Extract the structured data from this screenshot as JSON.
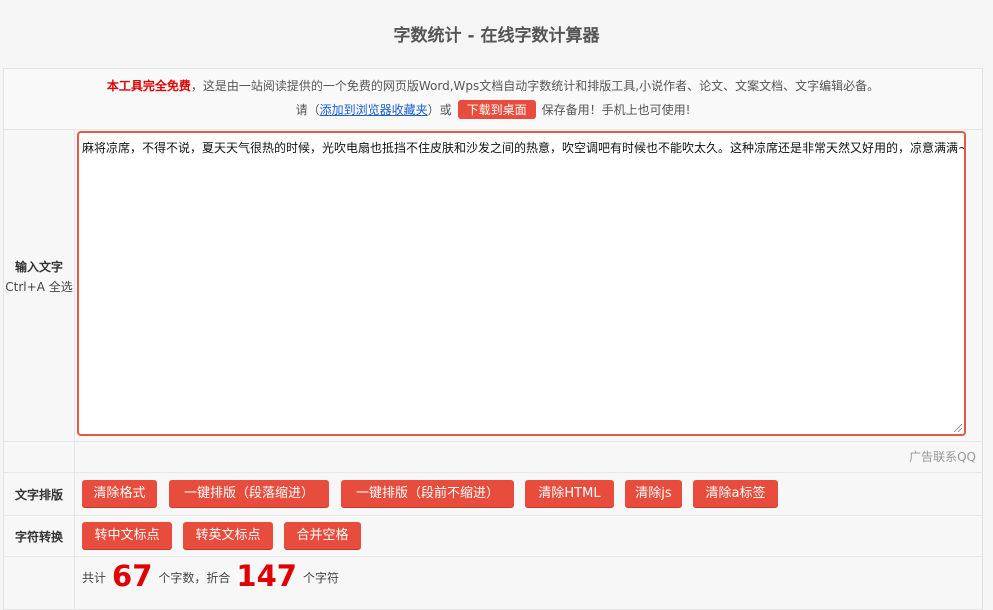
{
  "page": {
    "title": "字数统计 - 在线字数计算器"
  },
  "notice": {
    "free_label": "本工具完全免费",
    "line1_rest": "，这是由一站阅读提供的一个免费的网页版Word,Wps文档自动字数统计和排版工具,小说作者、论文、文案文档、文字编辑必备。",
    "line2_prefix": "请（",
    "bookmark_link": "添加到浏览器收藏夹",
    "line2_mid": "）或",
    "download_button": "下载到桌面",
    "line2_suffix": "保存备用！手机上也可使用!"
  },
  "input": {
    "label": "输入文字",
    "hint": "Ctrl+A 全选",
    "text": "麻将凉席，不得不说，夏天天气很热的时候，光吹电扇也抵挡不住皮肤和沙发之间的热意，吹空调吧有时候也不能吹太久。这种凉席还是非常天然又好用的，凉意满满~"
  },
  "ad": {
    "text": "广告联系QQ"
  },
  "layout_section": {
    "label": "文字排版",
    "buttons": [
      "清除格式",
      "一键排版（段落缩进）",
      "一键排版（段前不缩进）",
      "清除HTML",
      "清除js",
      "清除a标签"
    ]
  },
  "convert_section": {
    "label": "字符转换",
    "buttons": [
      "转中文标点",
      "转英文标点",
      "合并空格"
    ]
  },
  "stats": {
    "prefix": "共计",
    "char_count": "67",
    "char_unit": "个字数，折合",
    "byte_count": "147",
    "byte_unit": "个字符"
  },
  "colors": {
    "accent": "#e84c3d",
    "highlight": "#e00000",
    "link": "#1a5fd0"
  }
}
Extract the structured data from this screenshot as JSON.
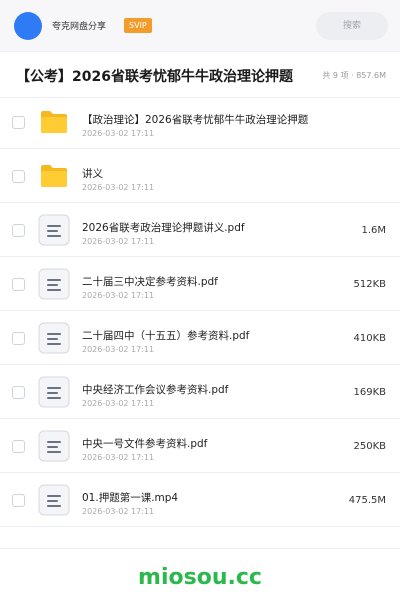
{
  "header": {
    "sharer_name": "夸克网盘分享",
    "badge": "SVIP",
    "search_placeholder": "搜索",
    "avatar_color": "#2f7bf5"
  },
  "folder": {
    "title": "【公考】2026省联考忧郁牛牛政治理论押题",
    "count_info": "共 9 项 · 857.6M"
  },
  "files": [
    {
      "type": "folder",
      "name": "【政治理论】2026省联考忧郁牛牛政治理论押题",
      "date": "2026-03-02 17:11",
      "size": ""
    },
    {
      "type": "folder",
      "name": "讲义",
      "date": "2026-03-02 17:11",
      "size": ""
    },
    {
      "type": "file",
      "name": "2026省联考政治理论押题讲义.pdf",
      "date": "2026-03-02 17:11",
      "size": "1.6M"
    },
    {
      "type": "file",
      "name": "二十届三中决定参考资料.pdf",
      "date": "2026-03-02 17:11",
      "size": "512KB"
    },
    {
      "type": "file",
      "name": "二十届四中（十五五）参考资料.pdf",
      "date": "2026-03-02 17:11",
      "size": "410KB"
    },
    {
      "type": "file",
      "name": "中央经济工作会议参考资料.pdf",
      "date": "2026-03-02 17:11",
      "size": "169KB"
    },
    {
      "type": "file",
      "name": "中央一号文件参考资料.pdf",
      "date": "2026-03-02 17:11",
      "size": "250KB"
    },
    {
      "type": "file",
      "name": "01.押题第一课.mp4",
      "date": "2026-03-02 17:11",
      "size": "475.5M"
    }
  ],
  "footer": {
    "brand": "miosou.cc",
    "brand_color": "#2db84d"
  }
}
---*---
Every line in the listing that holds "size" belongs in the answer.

      "size": ""
      "size": ""
      "size": "1.6M"
      "size": "512KB"
      "size": "410KB"
      "size": "169KB"
      "size": "250KB"
      "size": "475.5M"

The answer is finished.